[[ GIVEN DATA open ]]

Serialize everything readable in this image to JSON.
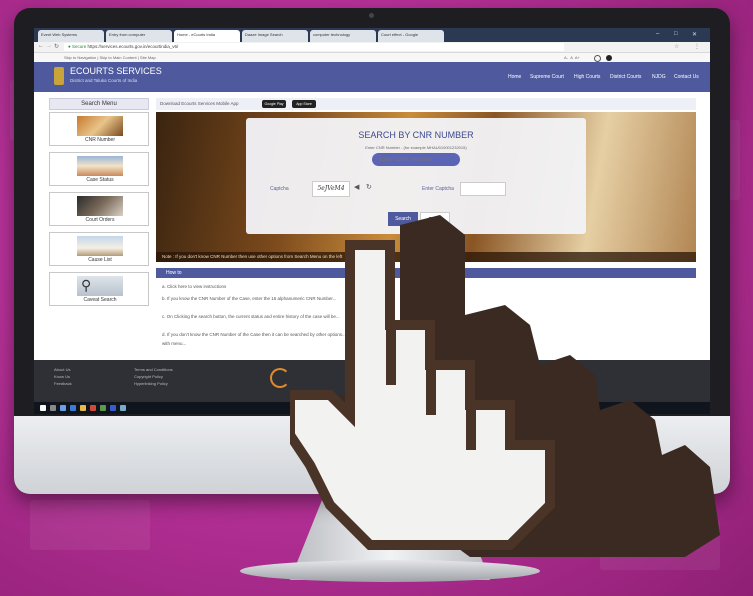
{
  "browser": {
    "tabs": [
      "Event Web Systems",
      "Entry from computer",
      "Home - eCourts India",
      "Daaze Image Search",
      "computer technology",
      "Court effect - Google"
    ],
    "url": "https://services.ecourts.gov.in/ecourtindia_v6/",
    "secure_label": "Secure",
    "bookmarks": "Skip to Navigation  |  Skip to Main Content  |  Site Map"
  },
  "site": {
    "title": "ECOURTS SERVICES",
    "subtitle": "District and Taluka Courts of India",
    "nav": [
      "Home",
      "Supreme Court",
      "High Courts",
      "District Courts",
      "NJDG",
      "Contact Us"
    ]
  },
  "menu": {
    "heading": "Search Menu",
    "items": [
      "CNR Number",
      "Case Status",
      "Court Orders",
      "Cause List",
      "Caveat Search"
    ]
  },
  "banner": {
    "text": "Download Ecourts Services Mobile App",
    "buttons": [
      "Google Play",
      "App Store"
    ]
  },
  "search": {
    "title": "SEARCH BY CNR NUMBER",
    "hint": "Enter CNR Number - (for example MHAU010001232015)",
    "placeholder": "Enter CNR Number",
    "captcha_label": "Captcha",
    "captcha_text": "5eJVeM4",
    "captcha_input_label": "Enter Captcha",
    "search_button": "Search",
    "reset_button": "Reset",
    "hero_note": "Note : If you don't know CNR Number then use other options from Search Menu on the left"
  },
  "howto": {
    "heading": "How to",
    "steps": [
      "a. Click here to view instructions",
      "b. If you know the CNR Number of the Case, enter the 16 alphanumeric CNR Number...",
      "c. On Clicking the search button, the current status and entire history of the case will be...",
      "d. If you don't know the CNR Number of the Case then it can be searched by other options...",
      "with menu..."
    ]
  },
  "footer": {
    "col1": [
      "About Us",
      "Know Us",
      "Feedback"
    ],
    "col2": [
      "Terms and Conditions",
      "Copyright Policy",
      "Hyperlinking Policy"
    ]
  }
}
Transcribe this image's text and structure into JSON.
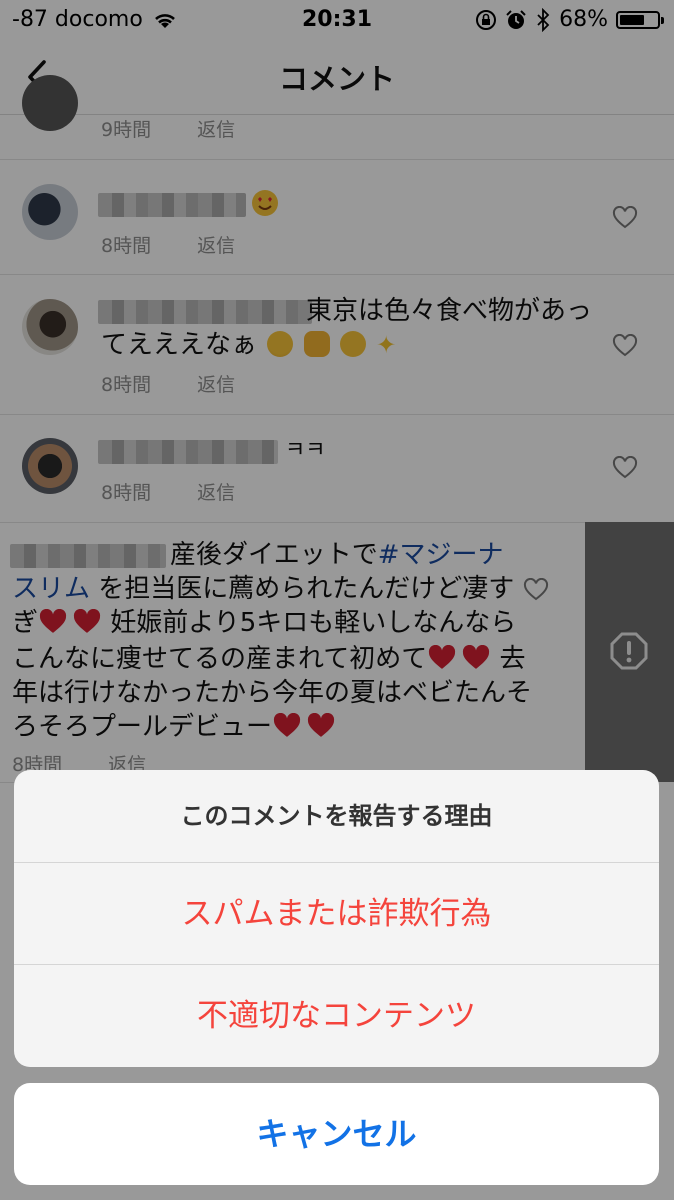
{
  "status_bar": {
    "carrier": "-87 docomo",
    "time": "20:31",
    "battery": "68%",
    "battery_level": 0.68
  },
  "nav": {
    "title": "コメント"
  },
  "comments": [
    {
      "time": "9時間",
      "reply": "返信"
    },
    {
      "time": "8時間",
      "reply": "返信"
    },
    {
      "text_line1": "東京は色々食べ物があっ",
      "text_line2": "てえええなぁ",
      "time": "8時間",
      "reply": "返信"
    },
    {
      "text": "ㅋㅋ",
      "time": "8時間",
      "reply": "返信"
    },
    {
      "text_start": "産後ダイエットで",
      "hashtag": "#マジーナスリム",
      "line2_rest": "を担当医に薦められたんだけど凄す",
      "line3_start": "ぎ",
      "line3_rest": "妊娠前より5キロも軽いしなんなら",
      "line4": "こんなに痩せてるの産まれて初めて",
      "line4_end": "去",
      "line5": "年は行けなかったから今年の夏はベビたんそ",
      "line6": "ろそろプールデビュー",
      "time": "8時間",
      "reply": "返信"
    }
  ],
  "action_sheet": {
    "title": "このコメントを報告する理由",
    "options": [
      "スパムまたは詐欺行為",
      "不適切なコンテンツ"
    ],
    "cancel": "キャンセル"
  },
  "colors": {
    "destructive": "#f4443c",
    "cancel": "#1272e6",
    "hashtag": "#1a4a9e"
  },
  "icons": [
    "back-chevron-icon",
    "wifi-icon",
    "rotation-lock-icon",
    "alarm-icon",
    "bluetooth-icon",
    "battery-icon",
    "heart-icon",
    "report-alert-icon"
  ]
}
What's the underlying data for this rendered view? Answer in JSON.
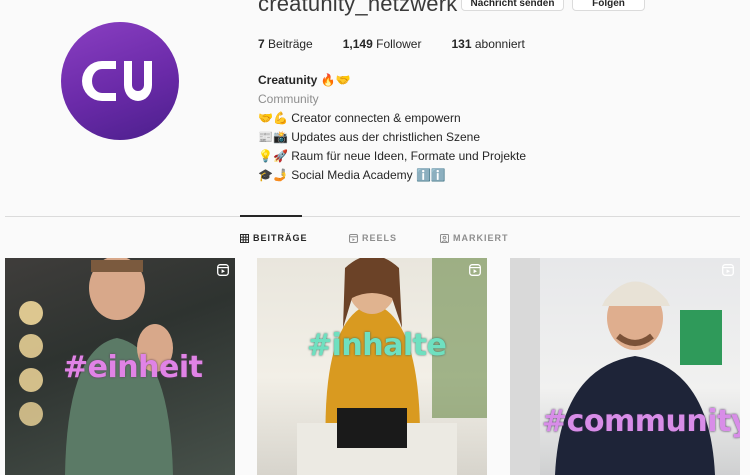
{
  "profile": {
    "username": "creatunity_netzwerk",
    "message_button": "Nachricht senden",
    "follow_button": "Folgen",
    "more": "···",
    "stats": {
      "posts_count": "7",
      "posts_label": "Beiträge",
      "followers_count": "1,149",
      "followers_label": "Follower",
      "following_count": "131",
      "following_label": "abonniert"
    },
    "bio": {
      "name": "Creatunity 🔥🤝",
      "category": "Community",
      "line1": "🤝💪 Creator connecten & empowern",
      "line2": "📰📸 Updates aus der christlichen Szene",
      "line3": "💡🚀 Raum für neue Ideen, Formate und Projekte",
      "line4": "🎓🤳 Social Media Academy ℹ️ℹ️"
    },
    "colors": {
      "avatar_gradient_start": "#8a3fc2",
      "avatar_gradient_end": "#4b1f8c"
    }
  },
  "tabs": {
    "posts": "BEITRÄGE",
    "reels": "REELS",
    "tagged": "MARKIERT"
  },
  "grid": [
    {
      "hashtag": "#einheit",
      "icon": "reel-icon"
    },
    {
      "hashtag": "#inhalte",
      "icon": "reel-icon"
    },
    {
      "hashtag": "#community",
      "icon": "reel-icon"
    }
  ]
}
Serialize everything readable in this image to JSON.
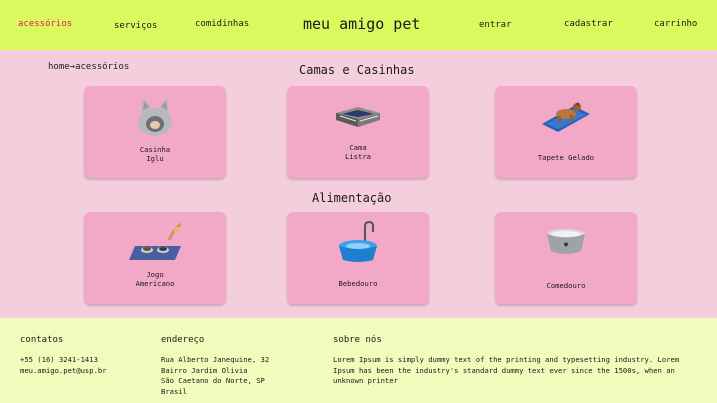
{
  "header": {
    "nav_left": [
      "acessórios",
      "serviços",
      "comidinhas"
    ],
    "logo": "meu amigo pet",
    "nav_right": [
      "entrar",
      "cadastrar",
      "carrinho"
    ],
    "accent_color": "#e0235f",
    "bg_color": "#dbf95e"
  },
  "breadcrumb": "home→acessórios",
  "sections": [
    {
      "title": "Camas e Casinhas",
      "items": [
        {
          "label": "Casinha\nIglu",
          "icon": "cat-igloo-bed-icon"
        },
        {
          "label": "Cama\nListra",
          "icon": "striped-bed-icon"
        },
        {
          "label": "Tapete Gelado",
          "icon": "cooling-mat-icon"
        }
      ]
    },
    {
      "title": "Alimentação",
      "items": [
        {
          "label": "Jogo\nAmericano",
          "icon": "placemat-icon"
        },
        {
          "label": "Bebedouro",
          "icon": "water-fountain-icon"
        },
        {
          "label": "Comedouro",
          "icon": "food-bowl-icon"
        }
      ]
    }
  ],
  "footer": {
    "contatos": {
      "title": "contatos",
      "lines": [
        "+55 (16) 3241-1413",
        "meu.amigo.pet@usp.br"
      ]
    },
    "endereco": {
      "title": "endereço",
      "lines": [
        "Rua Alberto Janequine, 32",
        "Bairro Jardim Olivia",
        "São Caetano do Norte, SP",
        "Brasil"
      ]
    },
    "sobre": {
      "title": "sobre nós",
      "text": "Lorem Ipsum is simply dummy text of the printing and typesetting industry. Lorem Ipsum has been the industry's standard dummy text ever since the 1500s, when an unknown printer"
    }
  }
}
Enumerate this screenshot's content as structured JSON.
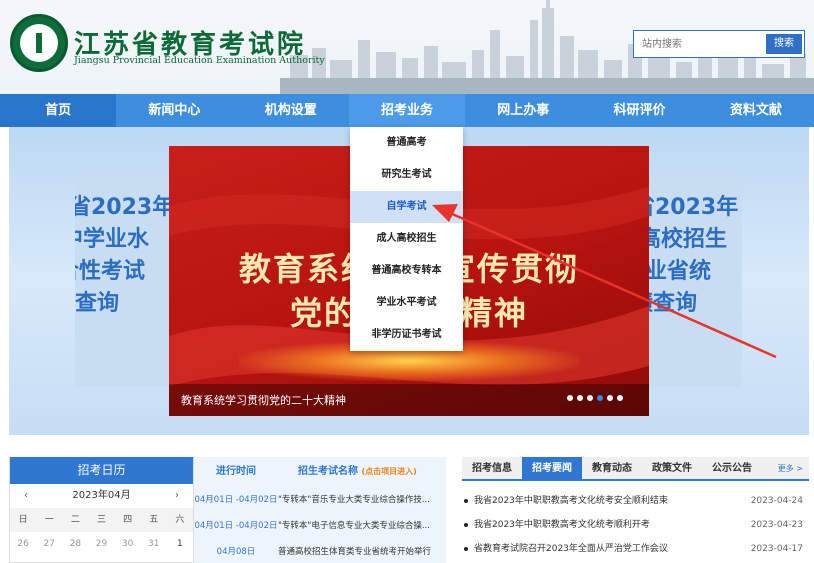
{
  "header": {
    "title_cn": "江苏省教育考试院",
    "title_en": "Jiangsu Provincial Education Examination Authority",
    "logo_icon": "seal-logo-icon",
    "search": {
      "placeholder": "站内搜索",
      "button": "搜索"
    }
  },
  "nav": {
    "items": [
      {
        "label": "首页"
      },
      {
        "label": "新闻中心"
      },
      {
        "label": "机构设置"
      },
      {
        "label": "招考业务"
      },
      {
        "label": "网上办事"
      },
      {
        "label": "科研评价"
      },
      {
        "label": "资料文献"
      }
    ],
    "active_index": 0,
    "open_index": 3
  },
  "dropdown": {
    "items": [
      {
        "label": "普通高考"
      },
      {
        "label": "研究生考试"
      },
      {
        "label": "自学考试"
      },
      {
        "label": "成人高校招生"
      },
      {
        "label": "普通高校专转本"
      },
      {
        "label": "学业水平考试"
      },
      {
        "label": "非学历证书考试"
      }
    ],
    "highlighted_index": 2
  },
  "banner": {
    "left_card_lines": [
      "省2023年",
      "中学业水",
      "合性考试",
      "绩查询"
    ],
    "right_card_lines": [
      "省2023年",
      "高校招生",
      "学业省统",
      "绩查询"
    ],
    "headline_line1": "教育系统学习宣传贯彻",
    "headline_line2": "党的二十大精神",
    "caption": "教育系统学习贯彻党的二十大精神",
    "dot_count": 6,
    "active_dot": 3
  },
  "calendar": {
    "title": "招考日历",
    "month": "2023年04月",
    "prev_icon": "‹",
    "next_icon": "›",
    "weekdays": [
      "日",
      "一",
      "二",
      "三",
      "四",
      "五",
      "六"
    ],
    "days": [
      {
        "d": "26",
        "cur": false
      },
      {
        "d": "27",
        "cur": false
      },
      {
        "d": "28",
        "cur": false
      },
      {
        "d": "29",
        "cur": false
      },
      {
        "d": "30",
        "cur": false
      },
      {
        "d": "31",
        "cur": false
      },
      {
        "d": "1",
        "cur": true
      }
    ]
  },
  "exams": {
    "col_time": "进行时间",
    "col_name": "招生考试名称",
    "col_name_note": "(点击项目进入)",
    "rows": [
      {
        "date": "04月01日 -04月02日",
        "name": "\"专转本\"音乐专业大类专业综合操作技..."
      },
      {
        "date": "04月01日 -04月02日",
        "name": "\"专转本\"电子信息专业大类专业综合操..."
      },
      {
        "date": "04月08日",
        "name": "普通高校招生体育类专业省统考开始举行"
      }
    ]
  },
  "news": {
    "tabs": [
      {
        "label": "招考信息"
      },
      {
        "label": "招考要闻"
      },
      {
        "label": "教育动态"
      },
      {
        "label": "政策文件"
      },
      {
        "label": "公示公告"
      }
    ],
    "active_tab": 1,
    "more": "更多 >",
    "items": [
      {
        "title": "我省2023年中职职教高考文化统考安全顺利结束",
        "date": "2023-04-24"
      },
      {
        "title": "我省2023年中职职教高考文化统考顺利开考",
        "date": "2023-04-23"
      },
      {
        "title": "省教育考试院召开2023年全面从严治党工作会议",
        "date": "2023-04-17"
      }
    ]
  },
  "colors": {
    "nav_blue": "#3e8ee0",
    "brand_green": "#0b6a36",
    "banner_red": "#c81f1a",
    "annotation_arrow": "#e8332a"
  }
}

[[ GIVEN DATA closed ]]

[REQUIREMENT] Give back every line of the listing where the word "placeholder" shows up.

[RESPONSE FOR THIS EXERCISE]
    "placeholder": "Enter CNR Number",
      "placeholder": "站内搜索",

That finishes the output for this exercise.